• **WORK ITEM**
When a line below contains the word "greening", copy that line.

• **INPUT DATA**
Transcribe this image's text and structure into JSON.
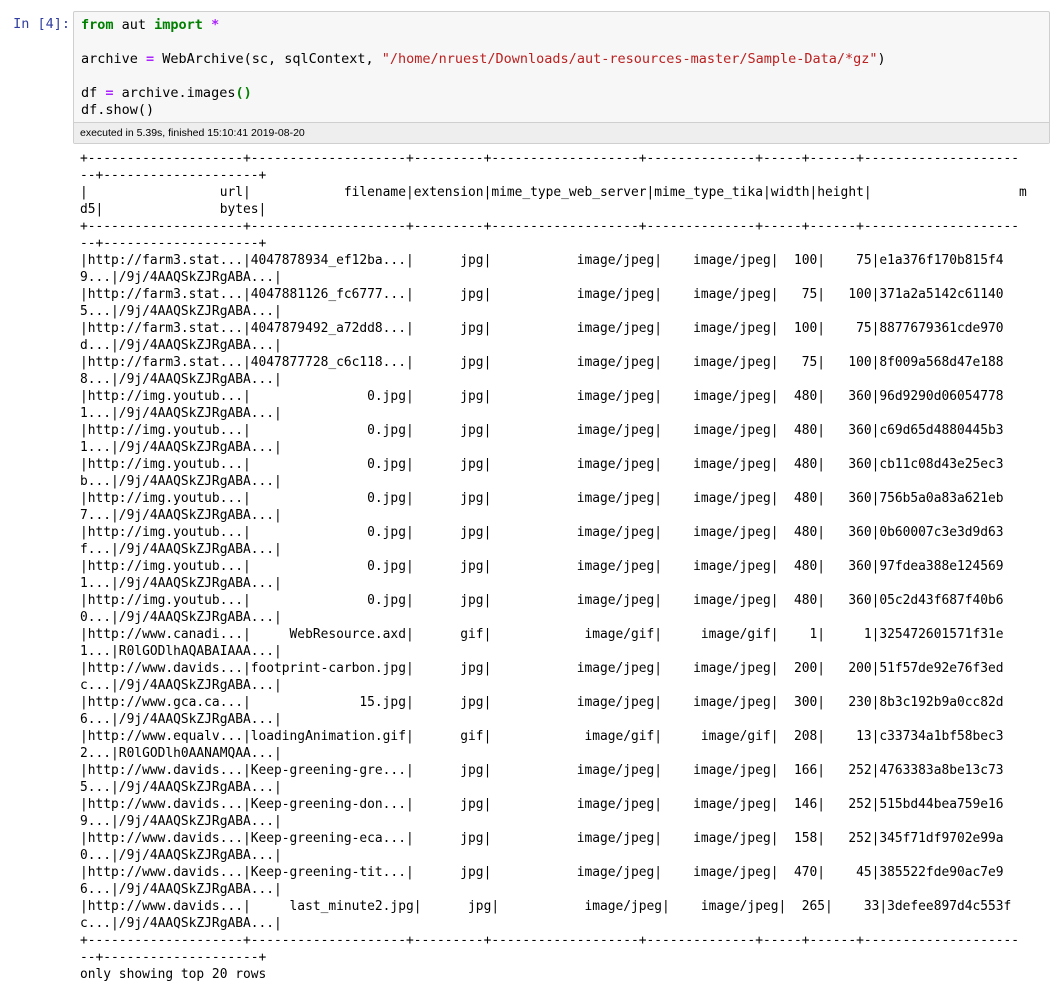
{
  "cell": {
    "prompt": "In [4]:",
    "code_lines": [
      [
        {
          "t": "kw",
          "v": "from"
        },
        {
          "t": "fn",
          "v": " aut "
        },
        {
          "t": "kw",
          "v": "import"
        },
        {
          "t": "fn",
          "v": " "
        },
        {
          "t": "op",
          "v": "*"
        }
      ],
      [],
      [
        {
          "t": "fn",
          "v": "archive "
        },
        {
          "t": "op",
          "v": "="
        },
        {
          "t": "fn",
          "v": " WebArchive(sc, sqlContext, "
        },
        {
          "t": "str",
          "v": "\"/home/nruest/Downloads/aut-resources-master/Sample-Data/*gz\""
        },
        {
          "t": "fn",
          "v": ")"
        }
      ],
      [],
      [
        {
          "t": "fn",
          "v": "df "
        },
        {
          "t": "op",
          "v": "="
        },
        {
          "t": "fn",
          "v": " archive.images"
        },
        {
          "t": "kw",
          "v": "()"
        }
      ],
      [
        {
          "t": "fn",
          "v": "df.show()"
        }
      ]
    ],
    "exec_info": "executed in 5.39s, finished 15:10:41 2019-08-20"
  },
  "output": {
    "lines": [
      "+--------------------+--------------------+---------+-------------------+--------------+-----+------+--------------------",
      "--+--------------------+",
      "|                 url|            filename|extension|mime_type_web_server|mime_type_tika|width|height|                   m",
      "d5|               bytes|",
      "+--------------------+--------------------+---------+-------------------+--------------+-----+------+--------------------",
      "--+--------------------+",
      "|http://farm3.stat...|4047878934_ef12ba...|      jpg|           image/jpeg|    image/jpeg|  100|    75|e1a376f170b815f4",
      "9...|/9j/4AAQSkZJRgABA...|",
      "|http://farm3.stat...|4047881126_fc6777...|      jpg|           image/jpeg|    image/jpeg|   75|   100|371a2a5142c61140",
      "5...|/9j/4AAQSkZJRgABA...|",
      "|http://farm3.stat...|4047879492_a72dd8...|      jpg|           image/jpeg|    image/jpeg|  100|    75|8877679361cde970",
      "d...|/9j/4AAQSkZJRgABA...|",
      "|http://farm3.stat...|4047877728_c6c118...|      jpg|           image/jpeg|    image/jpeg|   75|   100|8f009a568d47e188",
      "8...|/9j/4AAQSkZJRgABA...|",
      "|http://img.youtub...|               0.jpg|      jpg|           image/jpeg|    image/jpeg|  480|   360|96d9290d06054778",
      "1...|/9j/4AAQSkZJRgABA...|",
      "|http://img.youtub...|               0.jpg|      jpg|           image/jpeg|    image/jpeg|  480|   360|c69d65d4880445b3",
      "1...|/9j/4AAQSkZJRgABA...|",
      "|http://img.youtub...|               0.jpg|      jpg|           image/jpeg|    image/jpeg|  480|   360|cb11c08d43e25ec3",
      "b...|/9j/4AAQSkZJRgABA...|",
      "|http://img.youtub...|               0.jpg|      jpg|           image/jpeg|    image/jpeg|  480|   360|756b5a0a83a621eb",
      "7...|/9j/4AAQSkZJRgABA...|",
      "|http://img.youtub...|               0.jpg|      jpg|           image/jpeg|    image/jpeg|  480|   360|0b60007c3e3d9d63",
      "f...|/9j/4AAQSkZJRgABA...|",
      "|http://img.youtub...|               0.jpg|      jpg|           image/jpeg|    image/jpeg|  480|   360|97fdea388e124569",
      "1...|/9j/4AAQSkZJRgABA...|",
      "|http://img.youtub...|               0.jpg|      jpg|           image/jpeg|    image/jpeg|  480|   360|05c2d43f687f40b6",
      "0...|/9j/4AAQSkZJRgABA...|",
      "|http://www.canadi...|     WebResource.axd|      gif|            image/gif|     image/gif|    1|     1|325472601571f31e",
      "1...|R0lGODlhAQABAIAAA...|",
      "|http://www.davids...|footprint-carbon.jpg|      jpg|           image/jpeg|    image/jpeg|  200|   200|51f57de92e76f3ed",
      "c...|/9j/4AAQSkZJRgABA...|",
      "|http://www.gca.ca...|              15.jpg|      jpg|           image/jpeg|    image/jpeg|  300|   230|8b3c192b9a0cc82d",
      "6...|/9j/4AAQSkZJRgABA...|",
      "|http://www.equalv...|loadingAnimation.gif|      gif|            image/gif|     image/gif|  208|    13|c33734a1bf58bec3",
      "2...|R0lGODlh0AANAMQAA...|",
      "|http://www.davids...|Keep-greening-gre...|      jpg|           image/jpeg|    image/jpeg|  166|   252|4763383a8be13c73",
      "5...|/9j/4AAQSkZJRgABA...|",
      "|http://www.davids...|Keep-greening-don...|      jpg|           image/jpeg|    image/jpeg|  146|   252|515bd44bea759e16",
      "9...|/9j/4AAQSkZJRgABA...|",
      "|http://www.davids...|Keep-greening-eca...|      jpg|           image/jpeg|    image/jpeg|  158|   252|345f71df9702e99a",
      "0...|/9j/4AAQSkZJRgABA...|",
      "|http://www.davids...|Keep-greening-tit...|      jpg|           image/jpeg|    image/jpeg|  470|    45|385522fde90ac7e9",
      "6...|/9j/4AAQSkZJRgABA...|",
      "|http://www.davids...|     last_minute2.jpg|      jpg|           image/jpeg|    image/jpeg|  265|    33|3defee897d4c553f",
      "c...|/9j/4AAQSkZJRgABA...|",
      "+--------------------+--------------------+---------+-------------------+--------------+-----+------+--------------------",
      "--+--------------------+",
      "only showing top 20 rows"
    ]
  }
}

• **RESPONSE BELOW**
      "|http://www.davids...|Keep-greening-gre...|      jpg|           image/jpeg|    image/jpeg|  166|   252|4763383a8be13c73",
      "|http://www.davids...|Keep-greening-don...|      jpg|           image/jpeg|    image/jpeg|  146|   252|515bd44bea759e16",
      "|http://www.davids...|Keep-greening-eca...|      jpg|           image/jpeg|    image/jpeg|  158|   252|345f71df9702e99a",
      "|http://www.davids...|Keep-greening-tit...|      jpg|           image/jpeg|    image/jpeg|  470|    45|385522fde90ac7e9",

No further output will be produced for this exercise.